» **Problem**
Reproduce the whole listing exactly.

» **Available data**
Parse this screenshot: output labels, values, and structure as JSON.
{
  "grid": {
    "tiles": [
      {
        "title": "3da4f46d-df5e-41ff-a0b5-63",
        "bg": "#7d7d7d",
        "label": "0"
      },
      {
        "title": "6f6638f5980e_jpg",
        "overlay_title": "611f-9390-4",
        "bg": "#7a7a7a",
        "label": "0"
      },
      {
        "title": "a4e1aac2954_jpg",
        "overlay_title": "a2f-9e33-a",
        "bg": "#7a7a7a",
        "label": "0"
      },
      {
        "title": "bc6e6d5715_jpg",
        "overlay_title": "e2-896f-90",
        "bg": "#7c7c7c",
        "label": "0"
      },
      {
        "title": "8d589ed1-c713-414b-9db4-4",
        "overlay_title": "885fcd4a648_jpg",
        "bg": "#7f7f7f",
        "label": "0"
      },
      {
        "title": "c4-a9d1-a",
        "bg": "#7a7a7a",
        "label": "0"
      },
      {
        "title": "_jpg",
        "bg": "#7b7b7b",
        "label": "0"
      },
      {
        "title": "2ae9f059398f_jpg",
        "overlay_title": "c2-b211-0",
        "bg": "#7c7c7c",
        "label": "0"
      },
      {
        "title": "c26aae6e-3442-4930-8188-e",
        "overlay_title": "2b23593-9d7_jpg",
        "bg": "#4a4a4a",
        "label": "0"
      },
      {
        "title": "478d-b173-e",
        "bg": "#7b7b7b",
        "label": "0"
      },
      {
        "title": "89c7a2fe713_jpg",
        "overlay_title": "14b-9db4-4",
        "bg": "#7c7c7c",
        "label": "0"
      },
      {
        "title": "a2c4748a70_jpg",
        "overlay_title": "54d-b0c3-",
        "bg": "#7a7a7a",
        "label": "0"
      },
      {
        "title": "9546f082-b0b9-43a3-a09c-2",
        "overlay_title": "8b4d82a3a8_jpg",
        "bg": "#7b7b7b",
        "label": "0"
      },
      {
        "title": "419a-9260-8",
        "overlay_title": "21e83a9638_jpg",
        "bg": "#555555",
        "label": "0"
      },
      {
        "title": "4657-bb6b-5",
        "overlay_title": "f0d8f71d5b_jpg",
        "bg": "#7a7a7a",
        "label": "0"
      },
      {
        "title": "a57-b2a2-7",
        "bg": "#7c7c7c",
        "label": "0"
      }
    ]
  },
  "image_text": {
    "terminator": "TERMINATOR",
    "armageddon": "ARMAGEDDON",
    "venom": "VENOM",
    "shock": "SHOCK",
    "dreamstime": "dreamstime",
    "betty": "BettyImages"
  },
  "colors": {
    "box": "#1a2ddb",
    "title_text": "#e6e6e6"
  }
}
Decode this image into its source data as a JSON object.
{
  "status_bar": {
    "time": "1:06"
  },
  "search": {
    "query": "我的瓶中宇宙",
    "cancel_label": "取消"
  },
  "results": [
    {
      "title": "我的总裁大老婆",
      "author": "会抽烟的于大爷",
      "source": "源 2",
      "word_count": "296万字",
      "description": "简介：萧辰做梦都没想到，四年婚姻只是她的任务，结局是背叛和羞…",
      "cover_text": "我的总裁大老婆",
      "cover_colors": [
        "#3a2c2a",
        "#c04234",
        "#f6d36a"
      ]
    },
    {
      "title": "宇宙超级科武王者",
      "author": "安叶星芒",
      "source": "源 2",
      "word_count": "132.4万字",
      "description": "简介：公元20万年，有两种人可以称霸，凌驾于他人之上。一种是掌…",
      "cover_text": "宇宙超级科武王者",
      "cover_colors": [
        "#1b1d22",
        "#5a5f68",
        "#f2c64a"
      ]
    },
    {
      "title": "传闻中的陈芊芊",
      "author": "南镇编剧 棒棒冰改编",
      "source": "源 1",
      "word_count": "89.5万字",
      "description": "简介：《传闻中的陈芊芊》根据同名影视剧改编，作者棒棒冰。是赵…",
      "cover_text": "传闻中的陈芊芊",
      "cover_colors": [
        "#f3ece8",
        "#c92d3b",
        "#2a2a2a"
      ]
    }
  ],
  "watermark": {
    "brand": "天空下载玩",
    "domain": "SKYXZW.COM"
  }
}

» **Solution to the problem**
Parse this screenshot: output labels, values, and structure as JSON.
{
  "grid": {
    "tiles": [
      {
        "title": "3da4f46d-df5e-41ff-a0b5-63",
        "bg": "#7d7d7d",
        "label": "0"
      },
      {
        "title": "6f6638f5980e_jpg",
        "overlay_title": "611f-9390-4",
        "bg": "#7a7a7a",
        "label": "0"
      },
      {
        "title": "a4e1aac2954_jpg",
        "overlay_title": "a2f-9e33-a",
        "bg": "#7a7a7a",
        "label": "0"
      },
      {
        "title": "bc6e6d5715_jpg",
        "overlay_title": "e2-896f-90",
        "bg": "#7c7c7c",
        "label": "0"
      },
      {
        "title": "8d589ed1-c713-414b-9db4-4",
        "overlay_title": "885fcd4a648_jpg",
        "bg": "#7f7f7f",
        "label": "0"
      },
      {
        "title": "c4-a9d1-a",
        "bg": "#7a7a7a",
        "label": "0"
      },
      {
        "title": "_jpg",
        "bg": "#7b7b7b",
        "label": "0"
      },
      {
        "title": "2ae9f059398f_jpg",
        "overlay_title": "c2-b211-0",
        "bg": "#7c7c7c",
        "label": "0"
      },
      {
        "title": "c26aae6e-3442-4930-8188-e",
        "overlay_title": "2b23593-9d7_jpg",
        "bg": "#4a4a4a",
        "label": "0"
      },
      {
        "title": "478d-b173-e",
        "bg": "#7b7b7b",
        "label": "0"
      },
      {
        "title": "89c7a2fe713_jpg",
        "overlay_title": "14b-9db4-4",
        "bg": "#7c7c7c",
        "label": "0"
      },
      {
        "title": "a2c4748a70_jpg",
        "overlay_title": "54d-b0c3-",
        "bg": "#7a7a7a",
        "label": "0"
      },
      {
        "title": "9546f082-b0b9-43a3-a09c-2",
        "overlay_title": "8b4d82a3a8_jpg",
        "bg": "#7b7b7b",
        "label": "0"
      },
      {
        "title": "419a-9260-8",
        "overlay_title": "21e83a9638_jpg",
        "bg": "#555555",
        "label": "0"
      },
      {
        "title": "4657-bb6b-5",
        "overlay_title": "f0d8f71d5b_jpg",
        "bg": "#7a7a7a",
        "label": "0"
      },
      {
        "title": "a57-b2a2-7",
        "bg": "#7c7c7c",
        "label": "0"
      }
    ]
  },
  "image_text": {
    "terminator": "TERMINATOR",
    "armageddon": "ARMAGEDDON",
    "venom": "VENOM",
    "shock": "SHOCK",
    "dreamstime": "dreamstime",
    "betty": "BettyImages"
  },
  "colors": {
    "box": "#1a2ddb",
    "title_text": "#e6e6e6"
  }
}
Decode this image into its source data as a JSON object.
{
  "status_bar": {
    "time": "1:06"
  },
  "search": {
    "query": "我的瓶中宇宙",
    "cancel_label": "取消"
  },
  "results": [
    {
      "title": "我的总裁大老婆",
      "author": "会抽烟的于大爷",
      "source": "源 2",
      "word_count": "296万字",
      "description": "简介：萧辰做梦都没想到，四年婚姻只是她的任务，结局是背叛和羞…",
      "cover_text": "我的总裁大老婆",
      "cover_colors": [
        "#3a2c2a",
        "#c04234",
        "#f6d36a"
      ]
    },
    {
      "title": "宇宙超级科武王者",
      "author": "安叶星芒",
      "source": "源 2",
      "word_count": "132.4万字",
      "description": "简介：公元20万年，有两种人可以称霸，凌驾于他人之上。一种是掌…",
      "cover_text": "宇宙超级科武王者",
      "cover_colors": [
        "#1b1d22",
        "#5a5f68",
        "#f2c64a"
      ]
    },
    {
      "title": "传闻中的陈芊芊",
      "author": "南镇编剧 棒棒冰改编",
      "source": "源 1",
      "word_count": "89.5万字",
      "description": "简介：《传闻中的陈芊芊》根据同名影视剧改编，作者棒棒冰。是赵…",
      "cover_text": "传闻中的陈芊芊",
      "cover_colors": [
        "#f3ece8",
        "#c92d3b",
        "#2a2a2a"
      ]
    }
  ],
  "watermark": {
    "brand": "天空下载玩",
    "domain": "SKYXZW.COM"
  }
}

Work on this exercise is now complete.